First, there’s the world itself. We forget attacks on Paris, Belgium, and most recently the airport in Turkey. Random acts of terror that are designed to scare the hell out of us. My nephew won’t go to the shopping mall because he’s afraid . . . not of the people who go there but the fact that it might get attacked.
This week alone, two African-Americans were killed by police officers in completely different cities, one in Minnesota and another in Louisiana.
Then came Dallas. As I write this a city where I worked, lived, and have friends who I know were working Thursday night into Friday evening, was under attack. I know my friends, as guns fired, like the officers protecting people on the street, had to run into the areas where guns were firing in order to do their jobs and tell the world what is happening.
So my kids wanted to know if the world has gone mad.
But it hasn’t. Maybe, more appropriately, the world was always mad.
Let me just give you some context because when I was my sons’ age, 13, this is what was going on in the world:
We were in a “Cold War.” You may scoff at this, but we worried that the Russians were going to attack or we would attack them. “Nuclear Winter,” “Acid Rain,” and other after-effects of hundreds of mushroom clouds blooming on the horizon were always sitting there in the backs of our minds.
Yet we managed to have birthdays, parties, go on dates . . . and live.
In 1983 I was the age my twin sons are now, 13. In that year:
– A suicide bomber attacked a Marine barracks in Beiruit
– A suicide bomber attacked the US Embassy in Beiruit
– Both the US and French Embassys were bombed in Kuwait.
– Russia was in the middle of a protracted war . . . in Afghanistan
Planes exploded, people hijacked planes to go to Libya and Cuba, and Iran was now an Islamic state.
Yet we managed to have birthday parties, go on dates, celebrate, fall in love . . . and live.
I can give you perspective, at least from a personal basis. Five years ago as the world swirled around us in seeming chaos, our own personal worlds joined the maelstrom when my wife passed away. We could have gone with the depression and the sadness and then fallen into the same despair that is easy to embrace when you look at what’s going on in the world.
What do you tell your kids then?

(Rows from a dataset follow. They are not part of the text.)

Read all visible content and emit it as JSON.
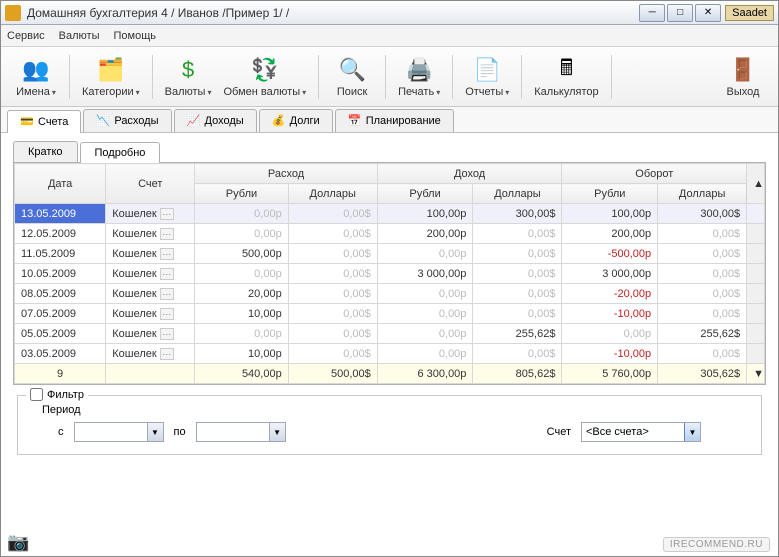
{
  "window": {
    "title": "Домашняя бухгалтерия 4  / Иванов /Пример 1/ /",
    "badge": "Saadet"
  },
  "menu": {
    "service": "Сервис",
    "currencies": "Валюты",
    "help": "Помощь"
  },
  "toolbar": {
    "names": "Имена",
    "categories": "Категории",
    "currencies": "Валюты",
    "exchange": "Обмен валюты",
    "search": "Поиск",
    "print": "Печать",
    "reports": "Отчеты",
    "calc": "Калькулятор",
    "exit": "Выход"
  },
  "tabs": {
    "accounts": "Счета",
    "expenses": "Расходы",
    "income": "Доходы",
    "debts": "Долги",
    "planning": "Планирование"
  },
  "subtabs": {
    "short": "Кратко",
    "detail": "Подробно"
  },
  "headers": {
    "date": "Дата",
    "account": "Счет",
    "expense": "Расход",
    "income": "Доход",
    "turnover": "Оборот",
    "rub": "Рубли",
    "usd": "Доллары"
  },
  "rows": [
    {
      "date": "13.05.2009",
      "acct": "Кошелек",
      "er": "0,00р",
      "eu": "0,00$",
      "ir": "100,00р",
      "iu": "300,00$",
      "tr": "100,00р",
      "tu": "300,00$",
      "sel": true,
      "er_gray": true,
      "eu_gray": true
    },
    {
      "date": "12.05.2009",
      "acct": "Кошелек",
      "er": "0,00р",
      "eu": "0,00$",
      "ir": "200,00р",
      "iu": "0,00$",
      "tr": "200,00р",
      "tu": "0,00$",
      "er_gray": true,
      "eu_gray": true,
      "iu_gray": true,
      "tu_gray": true
    },
    {
      "date": "11.05.2009",
      "acct": "Кошелек",
      "er": "500,00р",
      "eu": "0,00$",
      "ir": "0,00р",
      "iu": "0,00$",
      "tr": "-500,00р",
      "tu": "0,00$",
      "eu_gray": true,
      "ir_gray": true,
      "iu_gray": true,
      "tr_neg": true,
      "tu_gray": true
    },
    {
      "date": "10.05.2009",
      "acct": "Кошелек",
      "er": "0,00р",
      "eu": "0,00$",
      "ir": "3 000,00р",
      "iu": "0,00$",
      "tr": "3 000,00р",
      "tu": "0,00$",
      "er_gray": true,
      "eu_gray": true,
      "iu_gray": true,
      "tu_gray": true
    },
    {
      "date": "08.05.2009",
      "acct": "Кошелек",
      "er": "20,00р",
      "eu": "0,00$",
      "ir": "0,00р",
      "iu": "0,00$",
      "tr": "-20,00р",
      "tu": "0,00$",
      "eu_gray": true,
      "ir_gray": true,
      "iu_gray": true,
      "tr_neg": true,
      "tu_gray": true
    },
    {
      "date": "07.05.2009",
      "acct": "Кошелек",
      "er": "10,00р",
      "eu": "0,00$",
      "ir": "0,00р",
      "iu": "0,00$",
      "tr": "-10,00р",
      "tu": "0,00$",
      "eu_gray": true,
      "ir_gray": true,
      "iu_gray": true,
      "tr_neg": true,
      "tu_gray": true
    },
    {
      "date": "05.05.2009",
      "acct": "Кошелек",
      "er": "0,00р",
      "eu": "0,00$",
      "ir": "0,00р",
      "iu": "255,62$",
      "tr": "0,00р",
      "tu": "255,62$",
      "er_gray": true,
      "eu_gray": true,
      "ir_gray": true,
      "tr_gray": true
    },
    {
      "date": "03.05.2009",
      "acct": "Кошелек",
      "er": "10,00р",
      "eu": "0,00$",
      "ir": "0,00р",
      "iu": "0,00$",
      "tr": "-10,00р",
      "tu": "0,00$",
      "eu_gray": true,
      "ir_gray": true,
      "iu_gray": true,
      "tr_neg": true,
      "tu_gray": true
    }
  ],
  "total": {
    "count": "9",
    "er": "540,00р",
    "eu": "500,00$",
    "ir": "6 300,00р",
    "iu": "805,62$",
    "tr": "5 760,00р",
    "tu": "305,62$"
  },
  "filter": {
    "label": "Фильтр",
    "period": "Период",
    "from": "с",
    "to": "по",
    "account": "Счет",
    "account_value": "<Все счета>"
  },
  "watermark": "IRECOMMEND.RU"
}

Fear of something that may or may not ever happen will take over your life. We could have faced nuclear holocaust but we didn’t. We didn’t live like it was imminent, we knew it might be, but it wasn’t going to stop us. We could have worried terrorists were going to attack us . . . after Locherbie . . . after Oklahoma City . . . after 9/11 . . . after Ataturk. But look . . . people are having birthday parties, going on dates, celebrating, falling in love . . . and living.
No matter what, who, when or why fault lies one thing is consistent and that is those around us who live, love, and care about us. Our mantra after losing my wife has and always will be “we’re stronger together than when we’re apart.” Truer words could not be spoken, particularly today.
Even if the world’s falling apart, we celebrated birthdays, went on dates, fell in love . . . and we live.